These are used to refer to facts that are always true and the consequences that always happen. It’s a present tense in the ‘if’ clause and a present tense in the consequence clause. For example, “When the sun comes up, the day begins” or “When the sun goes down, the night-time begins and all the evil monsters come out!”
Sometimes we use “when” instead of “if” and this just emphasises that this always happens. Using “if” suggests that it doesn’t always happen, but nevertheless the consequence is always the same. “If I talk about zombies, my girlfriend gets scared”. You could also say, “Every time” or “whenever”.

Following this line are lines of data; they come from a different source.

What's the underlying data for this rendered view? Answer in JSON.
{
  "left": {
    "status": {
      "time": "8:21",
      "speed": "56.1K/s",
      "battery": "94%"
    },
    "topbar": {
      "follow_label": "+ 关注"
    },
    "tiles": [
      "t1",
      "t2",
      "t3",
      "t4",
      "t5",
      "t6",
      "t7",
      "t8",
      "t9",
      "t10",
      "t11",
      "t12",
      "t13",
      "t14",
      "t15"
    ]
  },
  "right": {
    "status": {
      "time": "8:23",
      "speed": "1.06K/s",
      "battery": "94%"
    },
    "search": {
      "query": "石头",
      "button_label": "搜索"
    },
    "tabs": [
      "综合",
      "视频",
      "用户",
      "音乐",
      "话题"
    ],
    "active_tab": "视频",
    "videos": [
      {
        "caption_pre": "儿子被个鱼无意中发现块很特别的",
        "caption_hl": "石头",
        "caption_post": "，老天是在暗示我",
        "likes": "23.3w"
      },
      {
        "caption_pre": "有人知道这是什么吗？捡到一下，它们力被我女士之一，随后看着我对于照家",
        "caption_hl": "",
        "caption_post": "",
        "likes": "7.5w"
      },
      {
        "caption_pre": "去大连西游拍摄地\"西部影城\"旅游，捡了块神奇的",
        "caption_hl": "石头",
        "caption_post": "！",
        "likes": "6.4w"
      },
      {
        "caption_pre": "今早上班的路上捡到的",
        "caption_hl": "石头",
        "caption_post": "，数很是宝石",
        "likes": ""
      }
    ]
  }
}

Also, we can use imperatives in the conditional clause. “If I get bitten, shoot me in the head before I turn into a zombie.”

1st Conditionals
These are used to talk about a future event (which you think is likely) and its logical consequence. It uses a present tense in the ‘if’ clause and a future form in the consequence.
*Don’t put ‘will’ (or any future form) into the ‘if’ clause.
“Shh! Be quiet! If you make too much noise you’ll attract more zombies!”
“If we see another zombie again I’ll lose my mind”
Use ‘when’ to emphasise that you think it’s definitely going to happen.
“When we arrive, we’ll need to check all the rooms for walkers”
Use ‘as soon as’ to emphasise that the consequence will happen immediately.
“As soon as he comes in the room, I’ll smash him in the head with this baseball bat!”

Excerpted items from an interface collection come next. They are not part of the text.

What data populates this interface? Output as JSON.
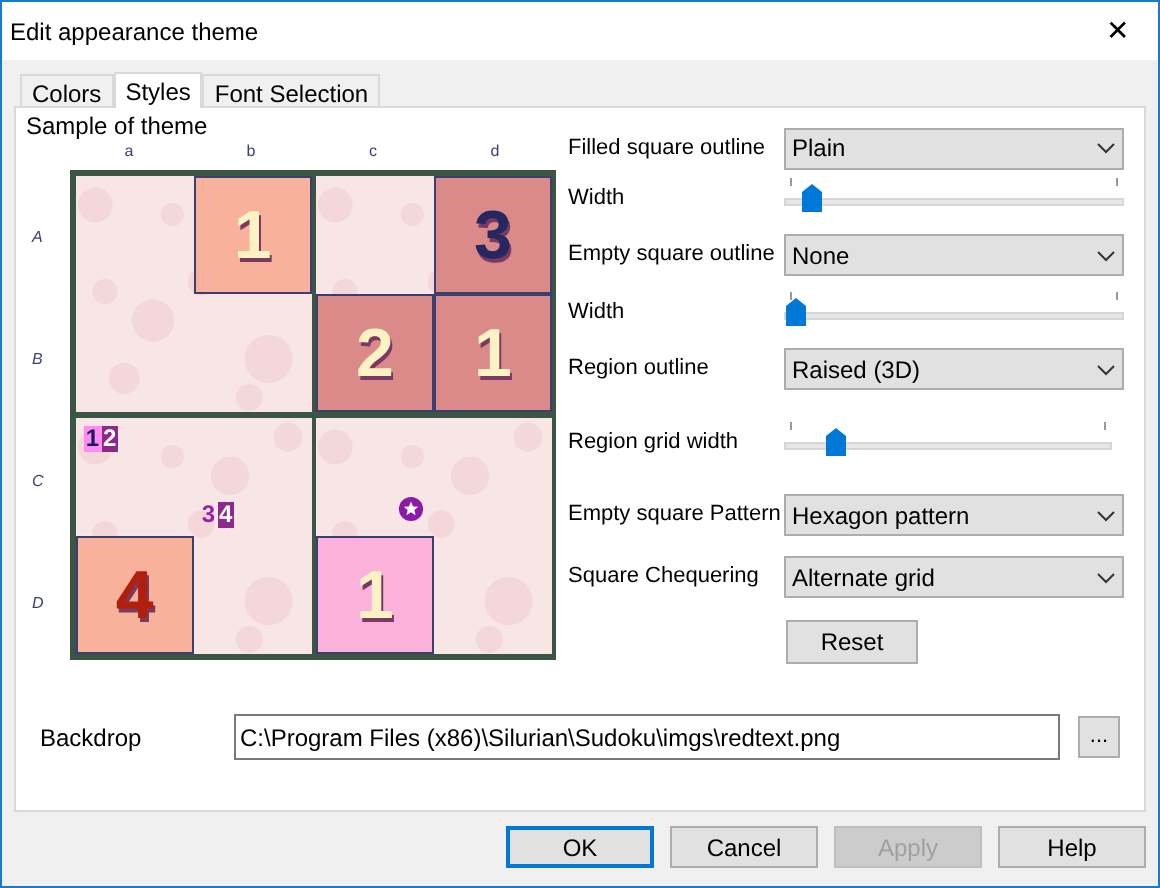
{
  "window": {
    "title": "Edit appearance theme",
    "close": "✕"
  },
  "tabs": [
    {
      "label": "Colors",
      "selected": false
    },
    {
      "label": "Styles",
      "selected": true
    },
    {
      "label": "Font Selection",
      "selected": false
    }
  ],
  "sample": {
    "title": "Sample of theme",
    "columns": [
      "a",
      "b",
      "c",
      "d"
    ],
    "rows": [
      "A",
      "B",
      "C",
      "D"
    ],
    "cells": [
      [
        {},
        {
          "value": "1",
          "color": "#f8b19b",
          "kind": "light"
        },
        {},
        {
          "value": "3",
          "color": "#d98a89",
          "kind": "navy"
        }
      ],
      [
        {},
        {},
        {
          "value": "2",
          "color": "#d98a89",
          "kind": "light"
        },
        {
          "value": "1",
          "color": "#d98a89",
          "kind": "light"
        }
      ],
      [
        {
          "candidates": [
            {
              "digit": "1",
              "kind": "pink"
            },
            {
              "digit": "2",
              "kind": "purple"
            }
          ]
        },
        {
          "candidates": [
            {
              "digit": "3",
              "kind": "plain"
            },
            {
              "digit": "4",
              "kind": "purple"
            }
          ]
        },
        {
          "marker": true
        },
        {}
      ],
      [
        {
          "value": "4",
          "color": "#f8b19b",
          "kind": "red"
        },
        {},
        {
          "value": "1",
          "color": "#fbb1d9",
          "kind": "light"
        },
        {}
      ]
    ]
  },
  "settings": [
    {
      "kind": "dropdown",
      "label": "Filled square outline",
      "value": "Plain"
    },
    {
      "kind": "slider",
      "label": "Width",
      "level": 0.05
    },
    {
      "kind": "dropdown",
      "label": "Empty square outline",
      "value": "None"
    },
    {
      "kind": "slider",
      "label": "Width",
      "level": 0
    },
    {
      "kind": "dropdown",
      "label": "Region outline",
      "value": "Raised (3D)"
    },
    {
      "kind": "slider",
      "label": "Region grid width",
      "level": 0.13
    },
    {
      "kind": "dropdown",
      "label": "Empty square Pattern",
      "value": "Hexagon pattern"
    },
    {
      "kind": "dropdown",
      "label": "Square Chequering",
      "value": "Alternate grid"
    }
  ],
  "reset": {
    "label": "Reset"
  },
  "backdrop": {
    "label": "Backdrop",
    "value": "C:\\Program Files (x86)\\Silurian\\Sudoku\\imgs\\redtext.png",
    "browse": "..."
  },
  "buttons": [
    {
      "label": "OK",
      "default": true,
      "disabled": false
    },
    {
      "label": "Cancel",
      "default": false,
      "disabled": false
    },
    {
      "label": "Apply",
      "default": false,
      "disabled": true
    },
    {
      "label": "Help",
      "default": false,
      "disabled": false
    }
  ]
}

2nd Conditionals
Use these when you’re talking about hypothetical future or present events – not the past. For the future it means things that you don’t expect to happen, but you’re speculating on them anyway. If you think they’re likely, use 1st conditionals. If you think they’re unlikely, use a 2nd conditional. Use a past tense in the ‘if’ clause and then would in the other clause.
*Don’t put ‘would’ in the if clause.
“If I met a zombie in real life, I’d probably be fine”
“You’d be screwed if you met a zombie in real life”
“I reckon I’d survive if a zombie outbreak happened”
It’s also for imagining an alternative present.
“If I was a zombie I’d just stay at home.”
“If I were you I’d get yourself a weapon.”

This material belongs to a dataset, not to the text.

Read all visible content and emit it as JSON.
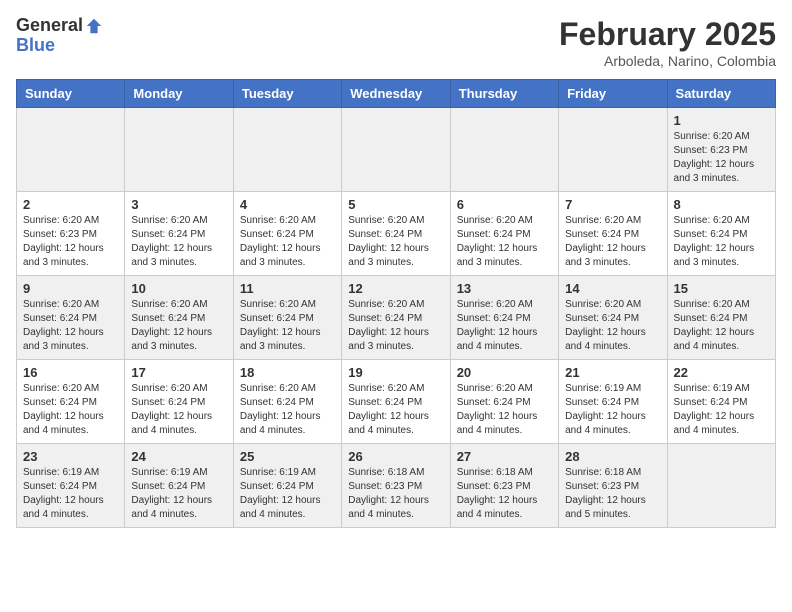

3rd Conditionals
Here we are imagining an alternative past. It’s not the real past, but a hypothetical one. Use ‘had + past participle’ in the ‘if’ clause and then ‘would + have + past participle’ in the other clause. This one’s tricky because of all the auxiliary verbs.
“If you hadn’t saved me I would have been absolutely fucked” (You saved me and I wasn’t absolutely fucked)
“If he’d been more careful he wouldn’t have got bitten”.
“We wouldn’t have survived very long if we hadn’t stayed together!”

Mixed Conditionals
This could be a hypothetical past action with a present result.
“If he’d been more careful he’d be alive today”

Or a hypothetical present with a past result (yes it’s possible).
“If the government wasn’t so corrupt, this would never have happened.”

That’s it!